HOW TO COMPLETE THIS TASK:
Copy all the data exactly, except the pictures.

______________________________

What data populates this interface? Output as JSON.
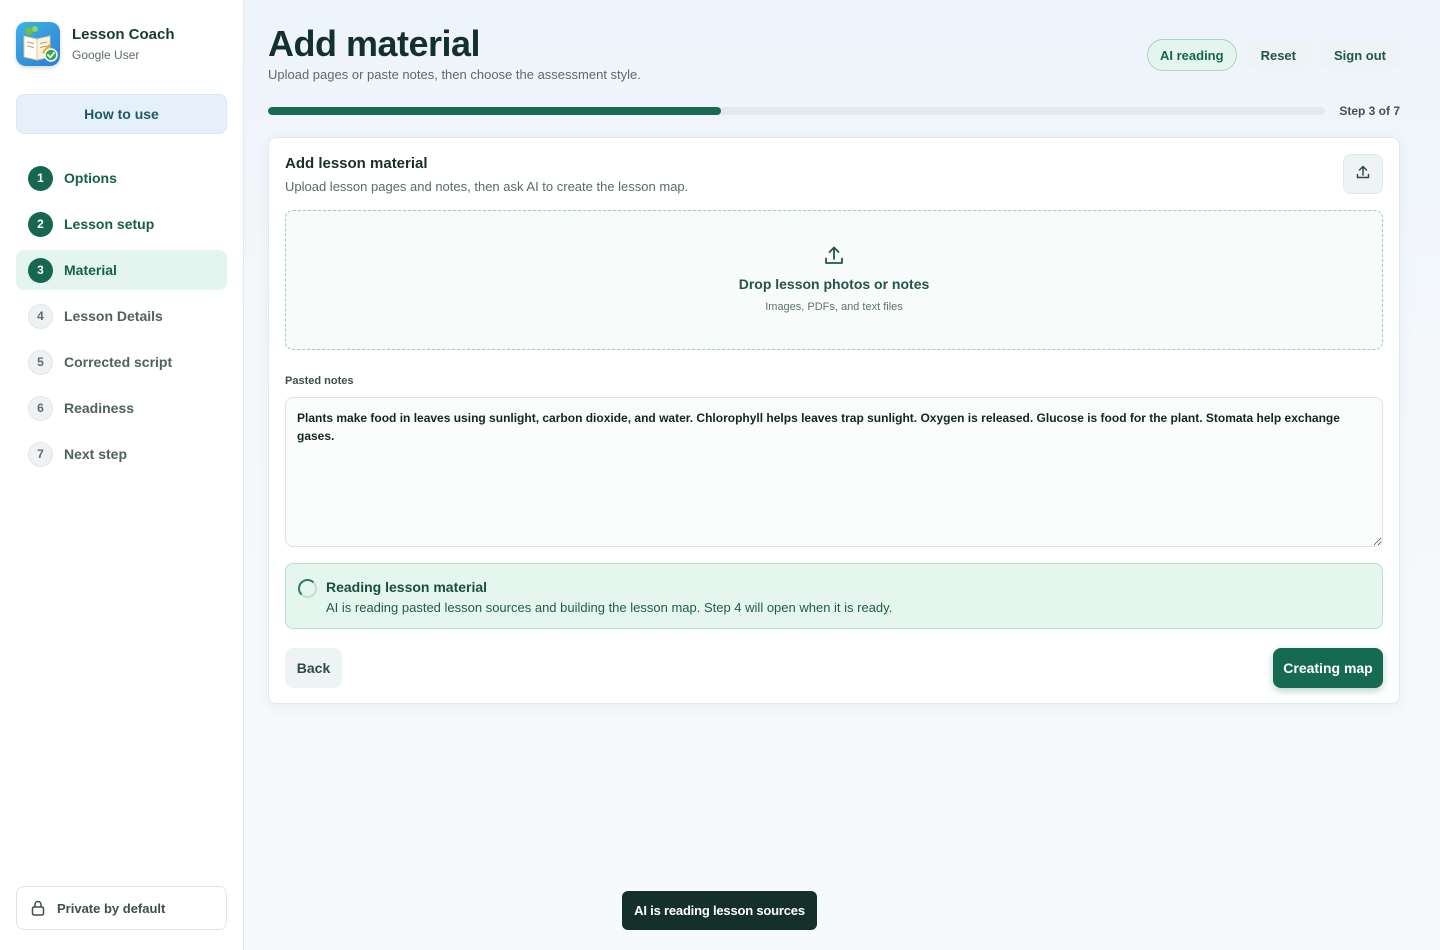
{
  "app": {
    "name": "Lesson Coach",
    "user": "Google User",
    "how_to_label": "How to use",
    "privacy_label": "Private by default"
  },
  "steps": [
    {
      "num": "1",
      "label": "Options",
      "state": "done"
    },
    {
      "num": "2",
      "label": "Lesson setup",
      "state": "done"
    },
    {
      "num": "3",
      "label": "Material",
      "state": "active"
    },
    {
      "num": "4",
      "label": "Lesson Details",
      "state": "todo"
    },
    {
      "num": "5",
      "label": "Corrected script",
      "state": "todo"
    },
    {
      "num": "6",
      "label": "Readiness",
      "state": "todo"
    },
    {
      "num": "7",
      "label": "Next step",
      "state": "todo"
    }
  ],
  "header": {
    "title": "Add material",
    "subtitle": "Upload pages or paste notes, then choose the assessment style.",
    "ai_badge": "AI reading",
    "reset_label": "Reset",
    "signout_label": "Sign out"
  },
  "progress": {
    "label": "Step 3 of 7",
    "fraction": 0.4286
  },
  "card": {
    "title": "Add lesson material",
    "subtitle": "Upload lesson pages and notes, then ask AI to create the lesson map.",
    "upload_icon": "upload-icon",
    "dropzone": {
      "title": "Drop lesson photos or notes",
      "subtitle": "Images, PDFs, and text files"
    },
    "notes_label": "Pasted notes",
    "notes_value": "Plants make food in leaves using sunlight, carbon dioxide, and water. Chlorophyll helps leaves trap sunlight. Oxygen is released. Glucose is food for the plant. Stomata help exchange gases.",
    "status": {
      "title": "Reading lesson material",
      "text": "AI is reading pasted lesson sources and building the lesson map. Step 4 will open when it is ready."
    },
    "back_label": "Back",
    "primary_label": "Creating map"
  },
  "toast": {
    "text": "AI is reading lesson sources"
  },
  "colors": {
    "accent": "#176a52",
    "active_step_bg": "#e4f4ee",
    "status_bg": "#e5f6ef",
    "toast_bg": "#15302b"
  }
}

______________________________

TASK OUTPUT:
What data populates this interface? Output as JSON.
{
  "app": {
    "name": "Lesson Coach",
    "user": "Google User",
    "how_to_label": "How to use",
    "privacy_label": "Private by default"
  },
  "steps": [
    {
      "num": "1",
      "label": "Options",
      "state": "done"
    },
    {
      "num": "2",
      "label": "Lesson setup",
      "state": "done"
    },
    {
      "num": "3",
      "label": "Material",
      "state": "active"
    },
    {
      "num": "4",
      "label": "Lesson Details",
      "state": "todo"
    },
    {
      "num": "5",
      "label": "Corrected script",
      "state": "todo"
    },
    {
      "num": "6",
      "label": "Readiness",
      "state": "todo"
    },
    {
      "num": "7",
      "label": "Next step",
      "state": "todo"
    }
  ],
  "header": {
    "title": "Add material",
    "subtitle": "Upload pages or paste notes, then choose the assessment style.",
    "ai_badge": "AI reading",
    "reset_label": "Reset",
    "signout_label": "Sign out"
  },
  "progress": {
    "label": "Step 3 of 7",
    "fraction": 0.4286
  },
  "card": {
    "title": "Add lesson material",
    "subtitle": "Upload lesson pages and notes, then ask AI to create the lesson map.",
    "upload_icon": "upload-icon",
    "dropzone": {
      "title": "Drop lesson photos or notes",
      "subtitle": "Images, PDFs, and text files"
    },
    "notes_label": "Pasted notes",
    "notes_value": "Plants make food in leaves using sunlight, carbon dioxide, and water. Chlorophyll helps leaves trap sunlight. Oxygen is released. Glucose is food for the plant. Stomata help exchange gases.",
    "status": {
      "title": "Reading lesson material",
      "text": "AI is reading pasted lesson sources and building the lesson map. Step 4 will open when it is ready."
    },
    "back_label": "Back",
    "primary_label": "Creating map"
  },
  "toast": {
    "text": "AI is reading lesson sources"
  },
  "colors": {
    "accent": "#176a52",
    "active_step_bg": "#e4f4ee",
    "status_bg": "#e5f6ef",
    "toast_bg": "#15302b"
  }
}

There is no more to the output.